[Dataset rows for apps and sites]
=====

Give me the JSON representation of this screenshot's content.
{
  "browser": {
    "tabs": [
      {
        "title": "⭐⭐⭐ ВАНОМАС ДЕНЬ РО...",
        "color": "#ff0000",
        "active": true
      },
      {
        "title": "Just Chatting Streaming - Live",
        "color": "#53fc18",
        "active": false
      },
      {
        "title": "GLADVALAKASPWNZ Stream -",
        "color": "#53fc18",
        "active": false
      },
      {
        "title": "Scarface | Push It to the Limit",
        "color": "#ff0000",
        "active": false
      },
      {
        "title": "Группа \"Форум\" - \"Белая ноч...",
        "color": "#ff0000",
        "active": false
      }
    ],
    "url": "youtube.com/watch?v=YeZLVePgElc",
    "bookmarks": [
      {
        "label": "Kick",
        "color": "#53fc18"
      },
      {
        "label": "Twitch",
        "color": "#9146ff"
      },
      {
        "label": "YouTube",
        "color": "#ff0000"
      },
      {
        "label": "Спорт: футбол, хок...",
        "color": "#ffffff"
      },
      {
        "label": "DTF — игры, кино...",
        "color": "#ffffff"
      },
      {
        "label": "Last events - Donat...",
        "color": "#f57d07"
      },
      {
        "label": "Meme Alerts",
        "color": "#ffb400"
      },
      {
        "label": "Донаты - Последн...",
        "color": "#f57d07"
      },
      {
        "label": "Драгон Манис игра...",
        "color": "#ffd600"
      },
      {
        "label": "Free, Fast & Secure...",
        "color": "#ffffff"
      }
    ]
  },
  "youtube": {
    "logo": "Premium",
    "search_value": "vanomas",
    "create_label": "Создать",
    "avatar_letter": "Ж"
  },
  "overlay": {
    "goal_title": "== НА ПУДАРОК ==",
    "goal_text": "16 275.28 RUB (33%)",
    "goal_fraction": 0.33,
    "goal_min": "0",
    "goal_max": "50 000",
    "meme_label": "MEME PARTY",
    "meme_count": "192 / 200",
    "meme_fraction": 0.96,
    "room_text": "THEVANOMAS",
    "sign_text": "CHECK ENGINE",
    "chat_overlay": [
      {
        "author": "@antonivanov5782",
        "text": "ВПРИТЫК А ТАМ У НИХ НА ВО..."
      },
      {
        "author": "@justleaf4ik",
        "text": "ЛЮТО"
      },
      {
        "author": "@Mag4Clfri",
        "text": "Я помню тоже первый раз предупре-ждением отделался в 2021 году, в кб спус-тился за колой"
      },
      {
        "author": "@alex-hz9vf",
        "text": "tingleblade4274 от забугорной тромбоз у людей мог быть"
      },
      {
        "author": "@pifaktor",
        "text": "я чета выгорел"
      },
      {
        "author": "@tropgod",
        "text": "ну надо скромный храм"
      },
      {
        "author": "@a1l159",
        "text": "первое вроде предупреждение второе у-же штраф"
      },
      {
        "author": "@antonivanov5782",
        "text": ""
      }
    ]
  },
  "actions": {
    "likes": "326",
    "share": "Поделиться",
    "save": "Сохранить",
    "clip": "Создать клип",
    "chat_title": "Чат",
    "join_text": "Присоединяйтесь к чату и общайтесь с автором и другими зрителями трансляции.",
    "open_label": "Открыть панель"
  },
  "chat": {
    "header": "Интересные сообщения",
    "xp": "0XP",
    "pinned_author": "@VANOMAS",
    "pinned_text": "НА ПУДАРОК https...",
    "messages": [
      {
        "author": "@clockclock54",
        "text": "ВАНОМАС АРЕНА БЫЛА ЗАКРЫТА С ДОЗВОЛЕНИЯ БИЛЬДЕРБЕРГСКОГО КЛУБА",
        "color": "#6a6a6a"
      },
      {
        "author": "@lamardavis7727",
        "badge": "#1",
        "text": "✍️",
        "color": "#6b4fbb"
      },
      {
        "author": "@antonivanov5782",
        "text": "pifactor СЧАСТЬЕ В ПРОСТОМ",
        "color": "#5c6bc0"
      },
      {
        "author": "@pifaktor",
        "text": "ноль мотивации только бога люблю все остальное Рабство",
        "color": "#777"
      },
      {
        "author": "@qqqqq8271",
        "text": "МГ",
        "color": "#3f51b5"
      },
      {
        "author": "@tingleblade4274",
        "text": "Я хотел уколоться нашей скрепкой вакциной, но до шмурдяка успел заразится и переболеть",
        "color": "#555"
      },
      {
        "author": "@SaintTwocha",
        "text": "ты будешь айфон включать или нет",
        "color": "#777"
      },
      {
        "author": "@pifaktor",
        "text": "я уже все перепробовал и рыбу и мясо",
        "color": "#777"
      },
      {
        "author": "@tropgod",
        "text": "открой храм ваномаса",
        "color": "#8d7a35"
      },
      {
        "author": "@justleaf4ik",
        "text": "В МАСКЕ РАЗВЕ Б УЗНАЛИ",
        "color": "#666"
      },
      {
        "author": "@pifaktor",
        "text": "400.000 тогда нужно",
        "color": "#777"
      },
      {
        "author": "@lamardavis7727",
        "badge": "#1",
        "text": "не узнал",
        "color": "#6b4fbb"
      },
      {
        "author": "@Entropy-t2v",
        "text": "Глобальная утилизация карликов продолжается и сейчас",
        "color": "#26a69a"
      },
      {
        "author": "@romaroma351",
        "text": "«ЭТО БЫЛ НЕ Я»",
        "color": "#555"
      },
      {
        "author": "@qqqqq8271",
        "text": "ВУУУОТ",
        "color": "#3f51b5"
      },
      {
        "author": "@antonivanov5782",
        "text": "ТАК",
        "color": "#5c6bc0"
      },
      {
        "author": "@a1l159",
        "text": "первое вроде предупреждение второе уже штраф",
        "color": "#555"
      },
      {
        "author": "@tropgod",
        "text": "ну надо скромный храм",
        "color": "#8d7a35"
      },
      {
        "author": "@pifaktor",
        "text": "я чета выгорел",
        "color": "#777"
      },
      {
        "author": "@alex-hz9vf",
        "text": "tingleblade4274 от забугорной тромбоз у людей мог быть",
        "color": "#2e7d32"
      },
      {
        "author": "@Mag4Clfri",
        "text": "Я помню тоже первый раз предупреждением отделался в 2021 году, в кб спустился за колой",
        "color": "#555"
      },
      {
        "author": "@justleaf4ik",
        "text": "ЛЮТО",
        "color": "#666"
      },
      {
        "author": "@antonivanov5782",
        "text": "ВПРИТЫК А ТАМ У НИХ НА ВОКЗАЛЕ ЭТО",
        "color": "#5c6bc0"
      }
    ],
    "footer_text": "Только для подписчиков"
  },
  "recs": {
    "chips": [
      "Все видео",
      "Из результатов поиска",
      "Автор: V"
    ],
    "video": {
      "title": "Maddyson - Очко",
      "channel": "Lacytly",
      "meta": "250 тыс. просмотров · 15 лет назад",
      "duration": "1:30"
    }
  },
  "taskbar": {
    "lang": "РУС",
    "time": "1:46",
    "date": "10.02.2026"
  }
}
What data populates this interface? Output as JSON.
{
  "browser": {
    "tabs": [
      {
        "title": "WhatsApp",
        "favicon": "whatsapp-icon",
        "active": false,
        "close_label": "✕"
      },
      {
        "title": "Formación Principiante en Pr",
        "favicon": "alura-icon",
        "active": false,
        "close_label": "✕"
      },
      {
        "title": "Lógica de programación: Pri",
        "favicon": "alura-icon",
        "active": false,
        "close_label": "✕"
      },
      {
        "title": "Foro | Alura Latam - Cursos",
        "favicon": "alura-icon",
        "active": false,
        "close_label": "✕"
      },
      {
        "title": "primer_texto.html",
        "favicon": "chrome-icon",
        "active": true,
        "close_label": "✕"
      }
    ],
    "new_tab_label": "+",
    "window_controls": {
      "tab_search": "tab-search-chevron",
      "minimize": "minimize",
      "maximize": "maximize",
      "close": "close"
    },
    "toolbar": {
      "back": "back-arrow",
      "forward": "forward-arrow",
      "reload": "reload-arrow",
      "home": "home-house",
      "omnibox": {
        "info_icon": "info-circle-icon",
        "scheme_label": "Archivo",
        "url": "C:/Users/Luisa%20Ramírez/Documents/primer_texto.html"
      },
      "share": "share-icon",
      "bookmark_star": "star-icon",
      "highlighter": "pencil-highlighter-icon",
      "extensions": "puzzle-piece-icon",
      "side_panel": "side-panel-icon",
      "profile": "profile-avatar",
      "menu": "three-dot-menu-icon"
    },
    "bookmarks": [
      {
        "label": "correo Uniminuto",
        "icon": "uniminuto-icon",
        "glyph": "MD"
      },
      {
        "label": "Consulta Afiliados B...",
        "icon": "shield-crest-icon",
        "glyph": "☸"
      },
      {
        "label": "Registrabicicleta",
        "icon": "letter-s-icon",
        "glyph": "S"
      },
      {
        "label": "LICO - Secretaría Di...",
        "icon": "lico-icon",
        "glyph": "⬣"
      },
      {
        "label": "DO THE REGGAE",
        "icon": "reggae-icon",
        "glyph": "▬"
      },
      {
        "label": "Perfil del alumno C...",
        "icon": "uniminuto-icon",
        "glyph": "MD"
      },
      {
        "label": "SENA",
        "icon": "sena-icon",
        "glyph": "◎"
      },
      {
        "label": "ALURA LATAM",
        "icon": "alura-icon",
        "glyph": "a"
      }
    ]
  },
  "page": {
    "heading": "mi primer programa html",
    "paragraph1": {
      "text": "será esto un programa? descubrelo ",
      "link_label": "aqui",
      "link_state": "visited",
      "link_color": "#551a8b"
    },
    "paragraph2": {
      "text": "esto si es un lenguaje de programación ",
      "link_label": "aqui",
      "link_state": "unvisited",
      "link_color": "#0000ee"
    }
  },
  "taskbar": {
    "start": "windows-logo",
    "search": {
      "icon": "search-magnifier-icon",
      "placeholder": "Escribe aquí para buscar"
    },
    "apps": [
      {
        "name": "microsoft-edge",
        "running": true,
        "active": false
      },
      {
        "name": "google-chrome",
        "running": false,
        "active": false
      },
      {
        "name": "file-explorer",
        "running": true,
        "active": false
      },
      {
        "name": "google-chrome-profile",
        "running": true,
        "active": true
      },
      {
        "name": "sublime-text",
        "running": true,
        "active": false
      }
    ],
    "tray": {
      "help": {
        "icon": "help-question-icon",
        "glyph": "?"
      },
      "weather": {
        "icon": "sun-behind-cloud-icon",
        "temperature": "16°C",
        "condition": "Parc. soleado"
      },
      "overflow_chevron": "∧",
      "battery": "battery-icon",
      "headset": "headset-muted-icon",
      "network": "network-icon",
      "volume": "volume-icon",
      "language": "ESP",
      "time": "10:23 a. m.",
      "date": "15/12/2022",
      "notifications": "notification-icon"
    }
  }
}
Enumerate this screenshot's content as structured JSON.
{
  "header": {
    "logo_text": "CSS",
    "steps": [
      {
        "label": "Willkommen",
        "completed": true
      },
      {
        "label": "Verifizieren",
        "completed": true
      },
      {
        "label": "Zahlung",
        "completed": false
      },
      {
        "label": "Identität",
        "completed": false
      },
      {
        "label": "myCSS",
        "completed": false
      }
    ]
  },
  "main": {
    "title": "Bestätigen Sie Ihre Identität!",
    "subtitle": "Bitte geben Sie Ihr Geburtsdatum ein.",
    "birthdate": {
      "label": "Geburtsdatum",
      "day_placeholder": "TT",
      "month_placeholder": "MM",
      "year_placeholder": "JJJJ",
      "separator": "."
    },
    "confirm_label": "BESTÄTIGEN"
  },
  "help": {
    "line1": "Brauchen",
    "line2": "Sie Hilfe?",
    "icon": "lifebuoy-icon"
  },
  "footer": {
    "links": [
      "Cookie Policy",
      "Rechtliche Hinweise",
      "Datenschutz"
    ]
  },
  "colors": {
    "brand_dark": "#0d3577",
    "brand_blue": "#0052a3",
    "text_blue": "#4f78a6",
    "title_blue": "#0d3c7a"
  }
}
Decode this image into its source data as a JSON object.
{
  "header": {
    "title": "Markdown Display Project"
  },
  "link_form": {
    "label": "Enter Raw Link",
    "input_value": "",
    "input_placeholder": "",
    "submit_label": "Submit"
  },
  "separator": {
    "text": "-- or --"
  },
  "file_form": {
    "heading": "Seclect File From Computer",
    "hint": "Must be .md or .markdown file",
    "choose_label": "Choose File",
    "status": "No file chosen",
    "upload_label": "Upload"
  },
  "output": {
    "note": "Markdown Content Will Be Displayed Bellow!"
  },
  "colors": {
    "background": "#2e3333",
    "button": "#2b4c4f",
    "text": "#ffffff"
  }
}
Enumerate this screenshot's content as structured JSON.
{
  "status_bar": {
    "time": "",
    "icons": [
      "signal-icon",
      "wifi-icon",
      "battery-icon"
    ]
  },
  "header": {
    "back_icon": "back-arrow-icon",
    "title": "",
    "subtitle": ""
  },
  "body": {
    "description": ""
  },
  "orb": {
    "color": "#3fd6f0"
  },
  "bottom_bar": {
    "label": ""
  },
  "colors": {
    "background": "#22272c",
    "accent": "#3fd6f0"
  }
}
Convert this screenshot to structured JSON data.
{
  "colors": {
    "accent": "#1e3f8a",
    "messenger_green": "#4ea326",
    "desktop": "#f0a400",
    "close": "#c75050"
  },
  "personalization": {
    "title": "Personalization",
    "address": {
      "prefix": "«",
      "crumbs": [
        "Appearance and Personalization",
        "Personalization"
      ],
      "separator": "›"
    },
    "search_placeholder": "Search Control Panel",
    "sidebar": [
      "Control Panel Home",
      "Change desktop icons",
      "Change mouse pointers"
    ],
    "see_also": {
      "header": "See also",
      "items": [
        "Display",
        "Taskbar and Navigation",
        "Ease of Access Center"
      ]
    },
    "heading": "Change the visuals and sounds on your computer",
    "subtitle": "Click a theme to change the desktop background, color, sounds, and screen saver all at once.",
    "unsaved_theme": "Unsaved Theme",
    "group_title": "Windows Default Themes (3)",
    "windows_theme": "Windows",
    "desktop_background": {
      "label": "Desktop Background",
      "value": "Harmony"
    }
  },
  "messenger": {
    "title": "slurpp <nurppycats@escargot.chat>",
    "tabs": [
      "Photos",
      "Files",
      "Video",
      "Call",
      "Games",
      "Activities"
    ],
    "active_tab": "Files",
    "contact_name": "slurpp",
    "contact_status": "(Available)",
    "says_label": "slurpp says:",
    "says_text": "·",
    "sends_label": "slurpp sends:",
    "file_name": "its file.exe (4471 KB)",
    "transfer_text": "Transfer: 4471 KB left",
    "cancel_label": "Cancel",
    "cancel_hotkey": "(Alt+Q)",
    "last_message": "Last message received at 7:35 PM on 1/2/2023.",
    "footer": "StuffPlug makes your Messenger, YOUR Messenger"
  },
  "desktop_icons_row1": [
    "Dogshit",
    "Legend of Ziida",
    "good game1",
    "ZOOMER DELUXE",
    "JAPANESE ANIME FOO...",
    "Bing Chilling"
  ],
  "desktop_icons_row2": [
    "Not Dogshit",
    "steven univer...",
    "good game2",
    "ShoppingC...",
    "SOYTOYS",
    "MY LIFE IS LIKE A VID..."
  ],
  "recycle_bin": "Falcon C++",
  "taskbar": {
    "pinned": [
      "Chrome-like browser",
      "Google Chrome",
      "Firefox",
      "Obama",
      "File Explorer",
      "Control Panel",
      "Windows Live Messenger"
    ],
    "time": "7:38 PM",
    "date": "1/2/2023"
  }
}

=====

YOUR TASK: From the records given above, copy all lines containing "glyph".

YOUR SOLUTION:
        "glyph": "MD"
        "glyph": "☸"
        "glyph": "S"
        "glyph": "⬣"
        "glyph": "▬"
        "glyph": "MD"
        "glyph": "◎"
        "glyph": "a"
        "glyph": "?"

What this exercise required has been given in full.